Acharya M, Farooqui JH, Jain S, et al. Pearls and paradigms in infective keratitis. Rom J Ophthalmol. 2019;63(2):119–27.
Ting DSJ, Ho CS, Deskmukh R, et al. Infectious keratitis: an update on epidemiology, causative microorganisms, risk factors, and antimicrobial resistance. Eye. 2021;35:1084–101.
Francis MJ, Doherty RR, Patel M, et al. Curtobacterium flaccumfaciens septic arthritis following puncture with a coxspur hawthorn thorn. J Clin Microbiol. 2011;49(7):2759–60.
Funke G, Aravena-Roman M, Frodl R. First description of Curtobacterium spp. Isolated from human clinical specimens. J Clin Microbiol. 2005;43(3):1032–6.
Vidaver AK. The plant pathogenic corynebacterial. Ann Rev Microbiol. 1982;36:495–517.
Osdaghi E, Taghouti G, Dutrieux C, et al. Whole genome resources of 17 Curtobacterium flaccumfaciens pv.betae, c. flaccumfaciens pv. oortii and C. flaccumfaciens pv. poinsettiae. The American Phytopathological Society (serial online). Jan 2022. Available from: APS Publications. Accessed March 16, 2022.
Neelja S, Manish K, Pawan KK, Jugsharan VS. MALDI-TOF mass spectrometry, an emerging technology for microbial identification and diagnosis. Front Microbiol J. 2015. https://doi.org/10.3389/fmicb.2015.00791.
Christner M, Rohde H, Wolters M, et al. Rapid identification of bacteria from positive blood culture bottles by use of matrix-assisted laser desorption-ionisation time of flight mass spectrometry fingerprinting. J Clin Microbiol. 2010. https://doi.org/10.1128/JCM.01831-09.
Dr. Timothy Kalas (ophthalmology PHO).
No funding or grant support was received.
Ethics approval and consent to participate
Consent for publication
The patient has provided consent to describe his ocular condition; no identifying factors have been included in the report.
Please note that the author has no financial disclosures.

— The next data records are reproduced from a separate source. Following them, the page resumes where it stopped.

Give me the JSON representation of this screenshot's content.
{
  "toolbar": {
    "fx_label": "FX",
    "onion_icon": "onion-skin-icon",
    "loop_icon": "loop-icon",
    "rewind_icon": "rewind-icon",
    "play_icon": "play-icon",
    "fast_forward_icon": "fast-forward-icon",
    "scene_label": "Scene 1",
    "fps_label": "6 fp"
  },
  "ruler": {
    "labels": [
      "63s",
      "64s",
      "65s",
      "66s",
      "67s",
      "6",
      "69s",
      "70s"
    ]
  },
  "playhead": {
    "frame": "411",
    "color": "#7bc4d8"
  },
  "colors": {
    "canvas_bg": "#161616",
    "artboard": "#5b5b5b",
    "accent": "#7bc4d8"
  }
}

The patient verbally consented to include the clinical details of his presentation in the case study while maintaining his privacy.
Springer Nature remains neutral with regard to jurisdictional claims in published maps and institutional affiliations.
About this article
Cite this article
Mallick, P. A rare case of Curtobacterium flaccumfaciens infection in the eye: a case report. Trop Med Health 50, 64 (2022). https://doi.org/10.1186/s41182-022-00452-1